the owner of 26 Honda, Toyota and Lexus automobile dealerships in Illinois and Indiana, is suing a plastic surgeon who carried on an affair with his wife for “alienation of affection.” Rohrmann[famous for his signature roar at the end of commercials] and his third wife Ronda, were married in 2002. They had met at the Rohrmann’s Oak Brook Toyota dealership.
At some point after the marriage, Rohrmann saw some emails that had been exchanged between his wife and the surgeon. He concluded they were having an affair and filed for divorce. The couple reconciled, but several months later Rohrmann again spotted some suspicious emails between his wife and the surgeon. Not long thereafter, Ronda Rohrmann filed for divorce.
In response, Rohrman filed his “alienation of affection” lawsuit. These types of cases are not the easiest to prove. Rohrman will have to demonstrate: 1) that his soon to be ex-wife did in fact have love and affection for him; 2) overt, wilful acts on the part of the surgeon which caused Rohrman’s wife to lose her feelings for Rohrman and 3) actual damages. The question becomes whether the fondness Ms. Rohrman had for her husband simply died on the vine, or was spirited away by the plastic surgeon.
Some lawyers don’t place much stock in alienation cases, saying they are nothing more than an means to harass a former spouse’s new love. Rohrman’s attorney, Enrico J. Mirabelli, however, indicated that under the right circumstances, alienation cases have their place. Mirabelli noted that “If you play in a lion’s den, you’re gonna get mauled”. [Excellent use of the whole lion/roar theme by Mr. Mirabelli].
Ironically, Rohrman has indicated he would still like to reconcile with his wife.

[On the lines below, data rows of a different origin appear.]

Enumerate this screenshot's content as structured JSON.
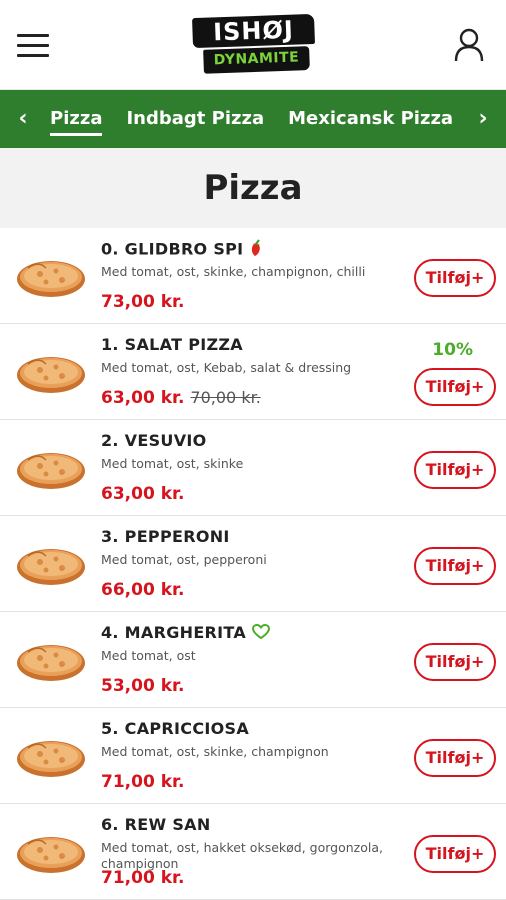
{
  "header": {
    "menu_icon": "hamburger-icon",
    "logo_top": "ISHØJ",
    "logo_bottom": "DYNAMITE",
    "user_icon": "user-icon"
  },
  "category_nav": {
    "prev_icon": "chevron-left-icon",
    "next_icon": "chevron-right-icon",
    "tabs": [
      {
        "label": "Pizza",
        "active": true
      },
      {
        "label": "Indbagt Pizza",
        "active": false
      },
      {
        "label": "Mexicansk Pizza",
        "active": false
      }
    ]
  },
  "section_title": "Pizza",
  "add_label": "Tilføj+",
  "colors": {
    "nav_green": "#2f7e2e",
    "price_red": "#d6141d",
    "discount_green": "#4aae2a"
  },
  "items": [
    {
      "name": "0. GLIDBRO SPI",
      "icon": "chili-icon",
      "desc": "Med tomat, ost, skinke, champignon, chilli",
      "price": "73,00 kr."
    },
    {
      "name": "1. SALAT PIZZA",
      "desc": "Med tomat, ost, Kebab, salat & dressing",
      "price": "63,00 kr.",
      "old_price": "70,00 kr.",
      "discount": "10%"
    },
    {
      "name": "2. VESUVIO",
      "desc": "Med tomat, ost, skinke",
      "price": "63,00 kr."
    },
    {
      "name": "3. PEPPERONI",
      "desc": "Med tomat, ost, pepperoni",
      "price": "66,00 kr."
    },
    {
      "name": "4. MARGHERITA",
      "icon": "vegetarian-heart-icon",
      "desc": "Med tomat, ost",
      "price": "53,00 kr."
    },
    {
      "name": "5. CAPRICCIOSA",
      "desc": "Med tomat, ost, skinke, champignon",
      "price": "71,00 kr."
    },
    {
      "name": "6. REW SAN",
      "desc": "Med tomat, ost, hakket oksekød, gorgonzola, champignon",
      "price": "71,00 kr."
    }
  ]
}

Eric Zorn of the Chicago Tribune, did not have a favorable impression of this lawsuit, as noted in his blog, Change of Subject.